I can’t move.
Tears come to my eyes and just as the train comes into a station I had no plans of getting off at, a plump woman sitting across from me displays her own set of respiratory ailings, forcing me to jump up and before exiting berate everyone aboard.
“Hay Gripe! Hay GRIPE!” I yell, with an unexpected Italian accent and a waving of my hands to match.
Thursday, September 1, 2011
Friday, August 19, 2011
"My problem as a journalist is I'm not much of a journalist." --Ft. Lauderdale, Florida, United States of America - Las Tablas, Madrid, España
Wednesday, August 17, 2011
Saturday, July 23, 2011
I’m leaning against the glass doors, right shoulder on the sticker that suggests I don’t. The passing clouds lift the gray from the seats and the black contrast of the bare trees forgive their navy blue centers. I look out into the cold, enjoying the two stops that run alongside the park, free from the florescent confines of the underground.
I woke up on this train. My train. It was a few months back, the end of fall and another day of work I’d not imagined doing. It was full and I was standing. I had looked up from my book and down the aisle of hanging heads. They were heavy and dropping down into great tombs so massive they couldn’t be lifted from the laps they were laying in. No one spoke. The only sounds were the opening and closing doors, a cough and the ruffling of newspaper. There were only a few heads raised. Their eyes scanned me, but never really looked. My smile terrified them, returning them to their pages.
Recalling my great awake, I look down, trying to remember the pull of my own weighty head. As I stretch the chords at the back of my neck, a tiny black and polished shoe with a white stocking begins to slide slowly towards me and doesn’t stop until it is pressed gently against my own. It doesn’t move. I follow the stocking up to a small girl in a brown and white, plaid school dress. Her black hair is glistening, thick and cut square above her shoulders. Her eyes hold mine and I smile. She smiles back and we start on to the next stop, feet happily together at last.
I’m aware that it shouldn’t feel as awkward as it does. Her curiosity and trust keep me there with her until her exit. Her mom leads her carefully over the gap and onto the platform of an even stiller world. I imagine my reaction had I been sleeping and cringe at the thought of pulling away from her and missing such a beautiful lesson.
Tuesday, June 28, 2011
Sunday, June 26, 2011
Friday, June 17, 2011
Wednesday, June 15, 2011
Tuesday, June 7, 2011
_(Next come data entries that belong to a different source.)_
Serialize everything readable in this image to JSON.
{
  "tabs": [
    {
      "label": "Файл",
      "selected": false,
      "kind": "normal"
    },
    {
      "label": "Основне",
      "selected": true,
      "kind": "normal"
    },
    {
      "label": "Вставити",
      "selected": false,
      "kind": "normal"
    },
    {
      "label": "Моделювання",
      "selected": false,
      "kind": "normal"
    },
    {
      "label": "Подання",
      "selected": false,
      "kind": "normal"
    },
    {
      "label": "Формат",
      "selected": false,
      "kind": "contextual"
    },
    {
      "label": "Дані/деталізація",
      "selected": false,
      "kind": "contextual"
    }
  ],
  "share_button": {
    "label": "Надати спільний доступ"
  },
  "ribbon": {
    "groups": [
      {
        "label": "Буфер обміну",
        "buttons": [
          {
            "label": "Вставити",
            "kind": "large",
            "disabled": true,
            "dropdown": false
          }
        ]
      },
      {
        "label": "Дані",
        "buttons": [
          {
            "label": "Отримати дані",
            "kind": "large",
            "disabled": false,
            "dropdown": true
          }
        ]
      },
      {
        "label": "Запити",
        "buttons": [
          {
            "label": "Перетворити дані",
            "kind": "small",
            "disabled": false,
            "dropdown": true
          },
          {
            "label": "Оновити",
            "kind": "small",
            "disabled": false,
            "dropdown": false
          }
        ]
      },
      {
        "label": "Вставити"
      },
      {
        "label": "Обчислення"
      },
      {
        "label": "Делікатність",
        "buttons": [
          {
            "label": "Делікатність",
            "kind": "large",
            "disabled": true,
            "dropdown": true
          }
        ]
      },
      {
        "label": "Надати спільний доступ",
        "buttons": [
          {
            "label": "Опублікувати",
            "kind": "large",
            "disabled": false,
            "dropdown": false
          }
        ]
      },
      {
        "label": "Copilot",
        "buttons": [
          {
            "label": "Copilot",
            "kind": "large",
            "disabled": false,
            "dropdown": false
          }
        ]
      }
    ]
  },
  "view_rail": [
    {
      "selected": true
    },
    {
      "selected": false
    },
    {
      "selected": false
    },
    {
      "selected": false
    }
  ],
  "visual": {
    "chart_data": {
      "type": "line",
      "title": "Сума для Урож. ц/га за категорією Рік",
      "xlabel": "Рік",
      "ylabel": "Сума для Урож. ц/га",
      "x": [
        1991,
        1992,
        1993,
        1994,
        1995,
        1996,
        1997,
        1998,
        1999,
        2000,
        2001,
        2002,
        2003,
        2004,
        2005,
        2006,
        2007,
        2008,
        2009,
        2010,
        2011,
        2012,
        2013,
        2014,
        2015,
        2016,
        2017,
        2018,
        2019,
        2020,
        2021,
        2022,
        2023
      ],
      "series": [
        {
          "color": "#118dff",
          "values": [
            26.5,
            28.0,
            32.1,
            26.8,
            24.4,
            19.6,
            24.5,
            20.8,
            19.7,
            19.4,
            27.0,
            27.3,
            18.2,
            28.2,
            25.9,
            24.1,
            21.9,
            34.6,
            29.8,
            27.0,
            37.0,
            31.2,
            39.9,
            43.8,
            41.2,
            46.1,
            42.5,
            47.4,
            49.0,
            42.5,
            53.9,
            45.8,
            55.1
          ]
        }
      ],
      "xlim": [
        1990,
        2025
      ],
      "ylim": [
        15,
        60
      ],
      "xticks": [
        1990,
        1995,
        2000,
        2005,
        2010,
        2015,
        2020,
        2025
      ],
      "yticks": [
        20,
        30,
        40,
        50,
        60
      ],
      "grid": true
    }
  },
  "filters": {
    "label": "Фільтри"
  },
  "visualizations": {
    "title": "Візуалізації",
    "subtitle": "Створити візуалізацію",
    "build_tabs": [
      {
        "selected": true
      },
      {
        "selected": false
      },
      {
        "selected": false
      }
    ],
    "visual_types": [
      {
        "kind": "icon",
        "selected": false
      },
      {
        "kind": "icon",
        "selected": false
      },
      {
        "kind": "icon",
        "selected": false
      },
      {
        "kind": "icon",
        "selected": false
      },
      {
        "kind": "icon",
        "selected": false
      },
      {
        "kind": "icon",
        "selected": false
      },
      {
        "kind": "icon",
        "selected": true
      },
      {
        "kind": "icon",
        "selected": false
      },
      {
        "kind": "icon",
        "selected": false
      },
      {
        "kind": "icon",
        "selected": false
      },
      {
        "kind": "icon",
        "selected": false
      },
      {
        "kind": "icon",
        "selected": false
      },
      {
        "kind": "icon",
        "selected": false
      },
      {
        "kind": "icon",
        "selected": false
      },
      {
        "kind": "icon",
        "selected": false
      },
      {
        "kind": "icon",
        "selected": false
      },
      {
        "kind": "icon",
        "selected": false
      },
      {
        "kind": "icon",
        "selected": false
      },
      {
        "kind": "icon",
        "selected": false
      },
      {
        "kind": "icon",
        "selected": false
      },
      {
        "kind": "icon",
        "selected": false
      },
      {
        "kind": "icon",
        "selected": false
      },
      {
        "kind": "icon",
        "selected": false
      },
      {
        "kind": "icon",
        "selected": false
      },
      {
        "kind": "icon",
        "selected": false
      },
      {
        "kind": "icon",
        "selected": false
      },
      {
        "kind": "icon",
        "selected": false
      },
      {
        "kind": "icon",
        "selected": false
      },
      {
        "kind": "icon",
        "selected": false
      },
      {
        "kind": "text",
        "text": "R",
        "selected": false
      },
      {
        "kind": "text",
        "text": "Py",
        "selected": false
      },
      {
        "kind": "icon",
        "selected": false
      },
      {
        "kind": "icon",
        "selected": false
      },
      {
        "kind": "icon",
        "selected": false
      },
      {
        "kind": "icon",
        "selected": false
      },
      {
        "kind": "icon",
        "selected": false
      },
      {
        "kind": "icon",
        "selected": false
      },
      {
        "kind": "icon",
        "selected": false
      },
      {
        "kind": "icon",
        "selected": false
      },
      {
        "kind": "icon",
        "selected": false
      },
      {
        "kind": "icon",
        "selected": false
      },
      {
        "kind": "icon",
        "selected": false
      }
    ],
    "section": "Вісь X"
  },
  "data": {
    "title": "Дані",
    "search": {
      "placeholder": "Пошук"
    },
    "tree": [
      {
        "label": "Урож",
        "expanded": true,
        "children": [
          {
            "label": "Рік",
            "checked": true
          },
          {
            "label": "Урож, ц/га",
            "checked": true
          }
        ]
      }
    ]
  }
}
"I was looking for a moment. I was looking for a moment and I wasn't finding it. I was looking for this. There is love here. It's in the nature. It's all about this moment. What the fuck is going on in Ibiza, you know what I mean?" -- the world, Africa